» **What you have to do**
Using the listing that follows, report how many lines include the word "title", and add no other words.

==============================

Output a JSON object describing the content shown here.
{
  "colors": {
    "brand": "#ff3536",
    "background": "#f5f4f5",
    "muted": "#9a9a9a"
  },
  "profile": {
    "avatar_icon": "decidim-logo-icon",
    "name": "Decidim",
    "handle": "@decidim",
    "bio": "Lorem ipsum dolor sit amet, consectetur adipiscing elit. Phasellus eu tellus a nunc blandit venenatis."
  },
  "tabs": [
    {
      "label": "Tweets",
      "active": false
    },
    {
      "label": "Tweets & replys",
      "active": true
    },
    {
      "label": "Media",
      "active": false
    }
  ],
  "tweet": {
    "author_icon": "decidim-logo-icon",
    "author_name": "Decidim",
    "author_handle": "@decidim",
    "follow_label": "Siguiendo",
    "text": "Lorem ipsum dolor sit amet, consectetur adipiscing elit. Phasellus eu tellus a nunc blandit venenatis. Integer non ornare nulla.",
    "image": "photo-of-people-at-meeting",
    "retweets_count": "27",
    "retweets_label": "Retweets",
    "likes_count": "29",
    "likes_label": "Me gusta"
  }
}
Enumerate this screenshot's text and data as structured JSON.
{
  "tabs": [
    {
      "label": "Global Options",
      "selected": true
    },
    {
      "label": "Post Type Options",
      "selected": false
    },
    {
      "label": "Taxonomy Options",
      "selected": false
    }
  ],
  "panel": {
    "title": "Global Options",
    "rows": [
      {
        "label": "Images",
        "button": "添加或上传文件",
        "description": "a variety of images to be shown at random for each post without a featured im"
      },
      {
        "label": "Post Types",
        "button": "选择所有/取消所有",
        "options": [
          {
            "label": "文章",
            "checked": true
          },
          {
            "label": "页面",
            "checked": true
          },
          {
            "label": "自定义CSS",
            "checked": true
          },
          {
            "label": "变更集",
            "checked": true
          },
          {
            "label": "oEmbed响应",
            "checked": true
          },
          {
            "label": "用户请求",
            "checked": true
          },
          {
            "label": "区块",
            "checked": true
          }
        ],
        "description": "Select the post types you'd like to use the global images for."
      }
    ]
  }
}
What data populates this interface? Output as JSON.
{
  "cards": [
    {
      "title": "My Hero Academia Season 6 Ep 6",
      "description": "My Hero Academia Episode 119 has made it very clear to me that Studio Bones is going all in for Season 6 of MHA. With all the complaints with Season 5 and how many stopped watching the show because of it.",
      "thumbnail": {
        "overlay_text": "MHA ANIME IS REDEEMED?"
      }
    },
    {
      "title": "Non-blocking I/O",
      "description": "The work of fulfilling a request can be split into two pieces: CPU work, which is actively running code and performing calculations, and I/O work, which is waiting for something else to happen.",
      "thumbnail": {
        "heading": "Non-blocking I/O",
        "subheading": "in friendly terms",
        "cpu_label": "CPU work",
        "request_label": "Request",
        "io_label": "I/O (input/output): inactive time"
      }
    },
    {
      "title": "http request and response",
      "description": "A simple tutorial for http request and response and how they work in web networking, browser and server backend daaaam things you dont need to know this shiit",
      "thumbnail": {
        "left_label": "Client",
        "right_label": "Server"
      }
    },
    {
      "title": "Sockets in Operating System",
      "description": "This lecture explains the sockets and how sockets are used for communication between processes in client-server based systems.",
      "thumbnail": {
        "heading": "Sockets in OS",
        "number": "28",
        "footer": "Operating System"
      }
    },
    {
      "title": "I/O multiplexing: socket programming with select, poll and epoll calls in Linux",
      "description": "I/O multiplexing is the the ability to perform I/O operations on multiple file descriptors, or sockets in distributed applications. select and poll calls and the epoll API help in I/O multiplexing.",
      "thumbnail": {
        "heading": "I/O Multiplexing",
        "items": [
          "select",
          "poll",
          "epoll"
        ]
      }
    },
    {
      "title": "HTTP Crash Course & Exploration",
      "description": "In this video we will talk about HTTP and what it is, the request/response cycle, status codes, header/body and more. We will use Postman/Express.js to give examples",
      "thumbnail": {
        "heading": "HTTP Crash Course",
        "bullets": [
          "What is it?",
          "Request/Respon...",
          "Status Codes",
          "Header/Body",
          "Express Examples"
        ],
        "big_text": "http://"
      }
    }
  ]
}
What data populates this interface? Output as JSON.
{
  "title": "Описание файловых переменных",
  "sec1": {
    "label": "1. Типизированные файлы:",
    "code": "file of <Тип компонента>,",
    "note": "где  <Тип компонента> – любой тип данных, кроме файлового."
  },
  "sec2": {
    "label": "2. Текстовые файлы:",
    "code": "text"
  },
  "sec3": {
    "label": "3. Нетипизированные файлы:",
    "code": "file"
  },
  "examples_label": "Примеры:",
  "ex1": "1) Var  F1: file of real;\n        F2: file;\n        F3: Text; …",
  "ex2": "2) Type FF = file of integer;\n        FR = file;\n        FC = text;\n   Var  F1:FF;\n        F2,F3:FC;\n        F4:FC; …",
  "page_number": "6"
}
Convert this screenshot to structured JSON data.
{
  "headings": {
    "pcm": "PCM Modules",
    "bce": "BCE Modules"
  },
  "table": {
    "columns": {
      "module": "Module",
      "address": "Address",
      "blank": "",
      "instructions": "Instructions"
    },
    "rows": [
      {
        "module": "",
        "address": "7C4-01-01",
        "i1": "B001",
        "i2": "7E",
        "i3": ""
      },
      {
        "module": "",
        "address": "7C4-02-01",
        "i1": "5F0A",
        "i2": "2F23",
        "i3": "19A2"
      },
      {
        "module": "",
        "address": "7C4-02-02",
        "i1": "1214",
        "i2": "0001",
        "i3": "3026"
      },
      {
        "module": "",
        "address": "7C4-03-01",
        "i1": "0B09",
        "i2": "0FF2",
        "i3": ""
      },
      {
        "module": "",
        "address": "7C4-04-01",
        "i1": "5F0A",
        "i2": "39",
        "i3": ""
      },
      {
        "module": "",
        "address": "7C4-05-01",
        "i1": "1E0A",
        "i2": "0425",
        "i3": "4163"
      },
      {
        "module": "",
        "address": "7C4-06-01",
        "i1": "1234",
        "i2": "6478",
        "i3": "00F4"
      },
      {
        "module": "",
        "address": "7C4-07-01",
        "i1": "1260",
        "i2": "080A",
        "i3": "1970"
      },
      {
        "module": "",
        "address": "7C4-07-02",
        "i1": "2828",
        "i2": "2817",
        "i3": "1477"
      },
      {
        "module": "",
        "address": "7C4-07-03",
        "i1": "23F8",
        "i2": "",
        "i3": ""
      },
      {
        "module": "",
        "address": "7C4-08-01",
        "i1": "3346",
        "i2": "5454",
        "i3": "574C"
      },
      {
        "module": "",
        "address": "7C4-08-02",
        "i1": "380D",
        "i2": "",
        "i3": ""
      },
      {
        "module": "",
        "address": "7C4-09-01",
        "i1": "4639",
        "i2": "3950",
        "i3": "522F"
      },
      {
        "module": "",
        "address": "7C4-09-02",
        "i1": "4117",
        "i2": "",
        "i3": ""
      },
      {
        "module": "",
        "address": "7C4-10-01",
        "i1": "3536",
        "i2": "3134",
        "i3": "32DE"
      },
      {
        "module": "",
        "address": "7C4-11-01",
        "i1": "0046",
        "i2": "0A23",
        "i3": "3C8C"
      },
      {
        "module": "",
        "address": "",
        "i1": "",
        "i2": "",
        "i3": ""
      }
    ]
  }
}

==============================

» **Reply to the exercise**
8